Since arriving in Ottawa 28 years ago, Rabbi Finkelstein has been a major figure in Jewish education in the city. At first he taught in the Ariel Program, then a Jewish studies program at Nepean High School, and at Machon Sarah, an Orthodox high school for girls. Then, in 1995, he became Judaic studies principal at the newly founded Yitzhak Rabin High School – a Jewish community all-day high school combining Jewish studies with the Ontario Ministry of Education curriculum.

In 2009, when Yitzhak Rabin merged with Hillel Academy to create the Ottawa Jewish Community School, Rabbi Finkelstein became dean of Judaic studies.

Rabbi Finkelstein has never hidden his disappointment that OJCS – after years of low enrolment in Grades 9 to 12 – closed the high school division in 2015, and feels that a community high school is vital to the future of Ottawa’s Jewish community.

“I feel it was unfortunate that the high school closed.
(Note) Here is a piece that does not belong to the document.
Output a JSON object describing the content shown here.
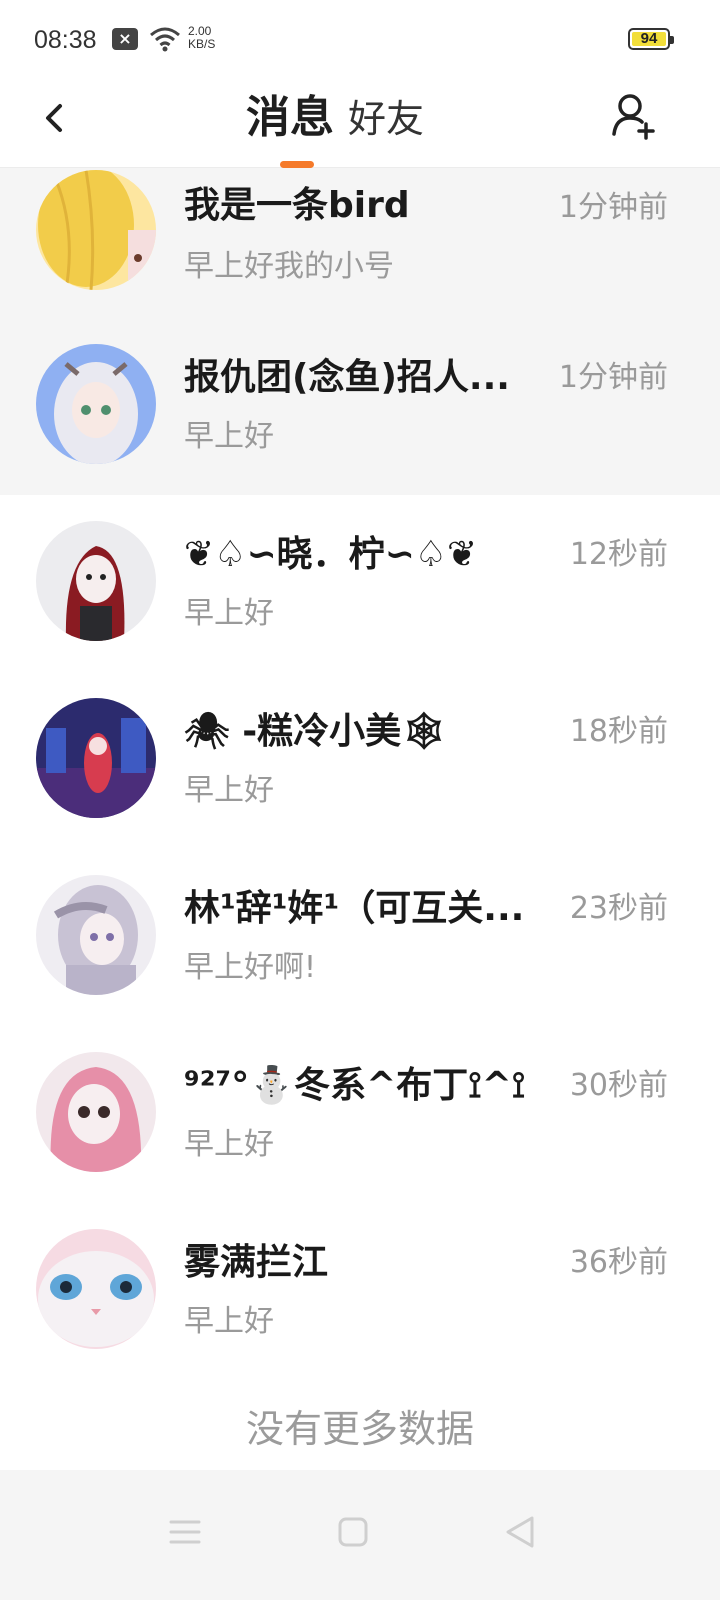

It took away an option for parents and students who were interested in pursuing a [Jewish] high school education,” he said. “As a result of that, families that could have come here [to Ottawa] did not come here, and some families that were here, moved out.”

Rabbi Finkelstein believes revisiting the idea of re-establishing a high school should be a Jewish community priority should the opportunity arise in the future.

He notes that many of the 141 students who graduated from the high school have gone on to leadership positions in Ottawa’s Jewish community and beyond.

And while he laments the closure of the OJCS high school division, he remains enthusiastic about the community day school – particularly as it has continued to develop in recent years under the leadership of Head of School Jon Mitzmacher, and applauds the school’s dedication to Jewish education at the elementary level.

Speaking about his congregation, Rabbi Finkelstein notes that when he arrived at the shul in 1991, Beth Shalom West, as it was then known, was a satellite of Congregation Beth Shalom, then an Orthodox congregation on Chapel Street in downtown Ottawa.

“The congregation has really developed over the years,” he said.

Although it remains an Orthodox shul, the rabbi said Beit Tikvah’s membership comes from across the religious spectrum – “from non-observant to ultra-Orthodox.”

“We now have two services every Shabbat morning, one Orthodox, one ultra-Orthodox, happening simultaneously, in order to provide opportunities for different types of worship,” he said.

“The people in the congregation have been phenomenal to me and to me my wife over these 28 years,” said Rabbi Finkelstein, who also lauds his congregation’s members for their involvement in the wider Jewish community and for their ongoing quest for Jewish learning.

Making aliyah to Israel has been a lifetime goal, said Rabbi Finkelstein.

“I want to take the sabbatical I’ve never had and spend a year in Jerusalem and then either stay there or move elsewhere in the country,” he said.

Congregation Beit Tikvah will honour Rabbi Howard Finkelstein and his 28 years of service to the shul on Sunday, June 2, 7 pm. Visit https://cbto.org/rabbi/ for information or to order tickets.